If you love to have a tree filled with individual special ornaments or theme collections, such as western, then it is important to have balance to create interest and depth (more on this in a later blog).
I am pleased to announce, we are now, well balanced (not totally, I just enjoyed saying that).
With the introduction of more larger sized ornaments on our website we felt there might be a bit of confusion in listing titles so I thought I'd take a brief blog post to address ornament sizes and while we're at it, take a gander at our stockings since that may be another area in which size matters.
Normal ornament size is where the longest measurement is 3 to 4 inches (width or height) - that would be the horse & skull in star on the bottom left.
Small or mini ornaments are 1.5"-2.75" our listing will always note it is "small" - see the cowboy boot & two hats, lower right.
Large - anything over 4" but we will really only label it "large" if it is 5"+ such as boot, wheel and spurs on top (the cowboy boot is 6").
In order to illustrate the range of stocking sizes relative to each other I am showing six of our styles photographed against 15.5" tile. Please remember two things here - stockings hang at an angle and this photo was not shot for color but size.
We strive to bring you the best selection in cowboy boot stockings we can, therefore we deal with may companies each with its own styles, so sizes vary. Some stockings have a true mate. That will be noted in the listing.
After over 15 years in this business I can say that most people buy stockings that reflect the personality of the stocking owner rather than what matches the other stockings around it.
Please take a moment and read the details on any stocking or ornament as the category pages do not give a good size comparison - those images adjust to fit screen size.
Happy Trails to Christmas
Spike, Outlaw Elf
North Pole West is pleased to announce the addition of large and unique style artificial Christmas trees to our cowboy Christmas inventory.
Our trees range in size from 9' to 30' - flocked and green, lit and unlit - from space saving wall trees to commercial evergreen giants we hope you enjoy our fun selection and great prices! Our sale trees are an exceptional value and we even picked a few that we feel are perfect for country western decorations.
Special Christmas trees.
Since we're offering larger trees we have also added larger ornaments to our website and even expanded to larger scale home Holiday decorations.
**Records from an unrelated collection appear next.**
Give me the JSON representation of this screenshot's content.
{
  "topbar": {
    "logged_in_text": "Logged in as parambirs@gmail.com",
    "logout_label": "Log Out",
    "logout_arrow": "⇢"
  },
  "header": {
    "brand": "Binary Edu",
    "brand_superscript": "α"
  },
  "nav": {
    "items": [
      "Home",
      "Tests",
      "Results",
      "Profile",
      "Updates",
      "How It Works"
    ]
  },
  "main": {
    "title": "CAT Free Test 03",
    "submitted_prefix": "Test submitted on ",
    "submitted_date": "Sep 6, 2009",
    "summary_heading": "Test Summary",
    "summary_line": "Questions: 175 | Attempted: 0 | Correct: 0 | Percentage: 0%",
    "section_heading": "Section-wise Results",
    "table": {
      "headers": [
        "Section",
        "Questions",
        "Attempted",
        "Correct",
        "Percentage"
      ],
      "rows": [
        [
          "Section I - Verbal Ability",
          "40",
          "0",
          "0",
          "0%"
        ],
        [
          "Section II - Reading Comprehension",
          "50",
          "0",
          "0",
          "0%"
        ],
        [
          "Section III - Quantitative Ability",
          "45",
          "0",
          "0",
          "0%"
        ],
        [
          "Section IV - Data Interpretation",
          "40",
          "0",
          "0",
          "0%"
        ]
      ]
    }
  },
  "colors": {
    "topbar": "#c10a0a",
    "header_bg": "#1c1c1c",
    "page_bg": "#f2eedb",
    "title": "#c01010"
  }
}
Check out our wagon wheels and 6' long train.
We will also be starting our diy cowboy Christmas tree series with the next blog post.